Kinpoint is a relatively new site. It works off of info pulled from Family Search, presented in the classic fan chart format. A great way to use it is to trace a line out as far as the records go, and then flip the chart from ancestors to descendants and work your way back. It helps you to find children who haven’t had any work done. It also makes blank spaces where descendants might be missing very obvious. You can filter the data provided as well, singling out the country of origin, military service, problem areas, etc.
The only problem with Kinpoint is that it takes a long time to load new layers of the circle. However, they now have a mobile app called Take a Name, that searches for names you can take to the temple for you. You can reserve the names right there in the app.
My Heritage is a smaller family tree website than the one’s listed before. However, it offers a wide array of personal family trees to draw from. It also offers different records that aren’t found on other sites. It’s a niche market, but a valuable one. Its negative point is that you have to enter your tree by hand.
Progeny Geneology is a paid service that lets you organize your family tree into new ways. Each view costs around $30, but the ability to see your tree in a timeline format, in 3D, or by a series of maps is priceless. Sometimes all a breakthrough needs is a fresh perspective.

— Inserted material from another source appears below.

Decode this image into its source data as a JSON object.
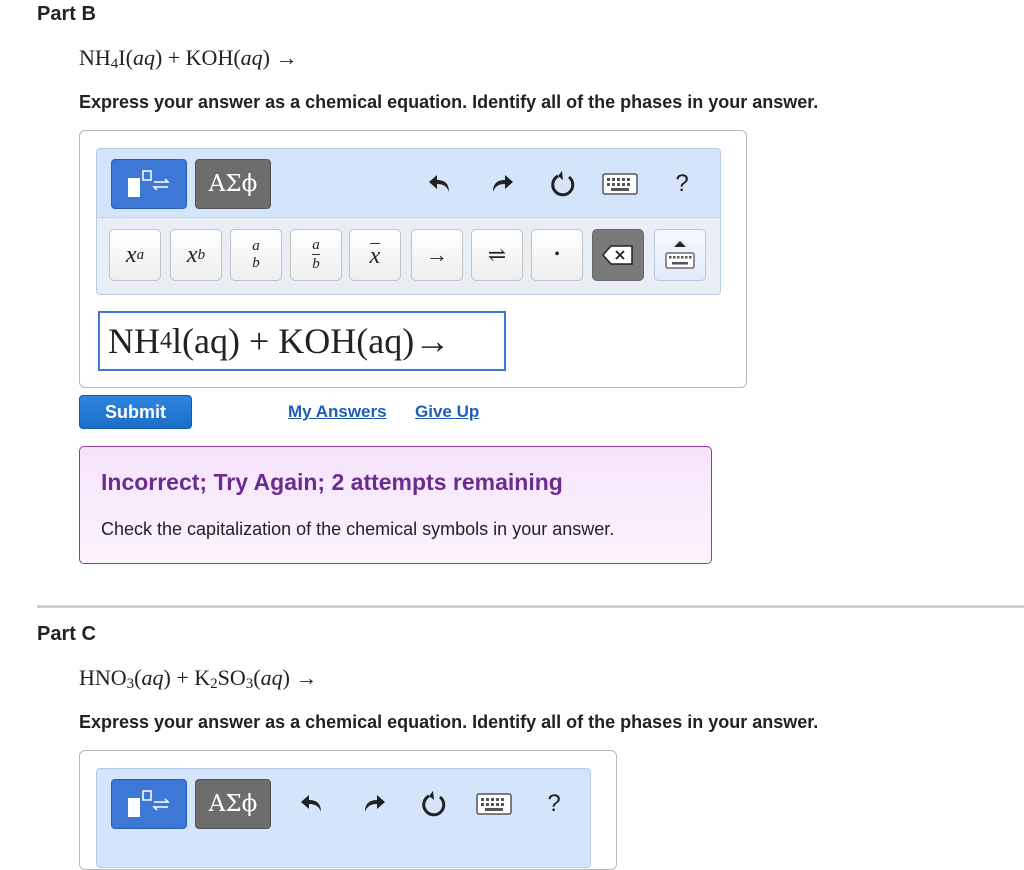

With Find my Past, you can build a family tree, but its true value lies in its records. For around $40 you can have access to over 2.9 million records from the US and UK. From parish records dating back to the 1600s to the Catholic Heritage Archive, it’s worth paying to have complete access. They offer a selection of free records as well.
While not a family tree website, Relative Finder answers the question, “Am I related to anyone famous?” It pulls from your Family Search account and lists your connections to US presidents, famous authors, famous Mormon names and prophets, and others. You can even create groups and invite friends or ward members to see how you’re related.

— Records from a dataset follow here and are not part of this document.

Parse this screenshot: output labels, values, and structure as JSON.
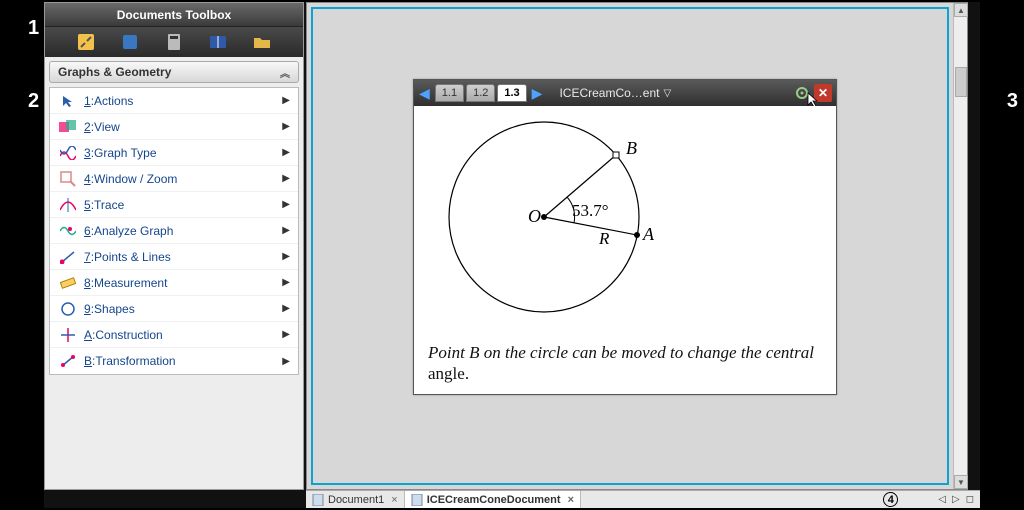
{
  "corners": {
    "n1": "1",
    "n2": "2",
    "n3": "3",
    "n4": "4"
  },
  "toolbox": {
    "title": "Documents Toolbox",
    "panel_title": "Graphs & Geometry",
    "items": [
      {
        "key": "1",
        "label": "Actions"
      },
      {
        "key": "2",
        "label": "View"
      },
      {
        "key": "3",
        "label": "Graph Type"
      },
      {
        "key": "4",
        "label": "Window / Zoom"
      },
      {
        "key": "5",
        "label": "Trace"
      },
      {
        "key": "6",
        "label": "Analyze Graph"
      },
      {
        "key": "7",
        "label": "Points & Lines"
      },
      {
        "key": "8",
        "label": "Measurement"
      },
      {
        "key": "9",
        "label": "Shapes"
      },
      {
        "key": "A",
        "label": "Construction"
      },
      {
        "key": "B",
        "label": "Transformation"
      }
    ]
  },
  "docwindow": {
    "tabs": [
      "1.1",
      "1.2",
      "1.3"
    ],
    "active_tab": "1.3",
    "doc_title": "ICECreamCo…ent",
    "geometry": {
      "center_label": "O",
      "point_a": "A",
      "point_b": "B",
      "radius_label": "R",
      "angle_text": "53.7°"
    },
    "instruction_italic": "Point B on the circle can be moved to change the central",
    "instruction_plain": " angle."
  },
  "doctabs": {
    "tab1": "Document1",
    "tab2": "ICECreamConeDocument"
  },
  "badge4": "4"
}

Not every useful document has been indexed, and even indexed documents can overlook information that might be helpful for another name. Don’t be afraid to look closer at the actual documents. Some of the options listed below are free, while some require a subscription to access the information.
Newspapers archives can yield valuable information, including obituaries, births, and marriages. Check out local paper archives to find information that hasn’t been indexed yet.
- Genealogy Bank Newspaper Archives
- Newspapers.com Archives
- World’s Largest Historical Newspaper Archive
- Chronicling America Government Archive
You can find crucial death dates by checking military records. Registration documents are available on most sites for free, but check out Fold3 Military Records for a more detailed paid subscription.
- Fold3 Military Records
- Government Military Archive
- MyHeritage Military Archive
- Access Genealogy Archive
Odds are your family immigrated sometime on your family tree. Check out immigration documents to see if the whole family made the trip.
- Ellis Island Records
- Ancestry Immigration Records
- USA Government Immigration Archives
- Find My Past Immigration Records
Death dates are a crucial detail required for doing temple work. Gravestones can also be your only photo connection to your ancestors, so check out these lists.
- Find A Grave Registry
- Ancestry Gravestone Search
- Family Search Find a Grave Index
- Billion Graves Registry
Census records are crucial for finding missing children from your family tree. Most countries keep census records available for public use, but check out some of these records as well!
- US Census Bureau Records
- Access Genealogy Census Records
- Archives Census Records
- Family Resource Library International Census Records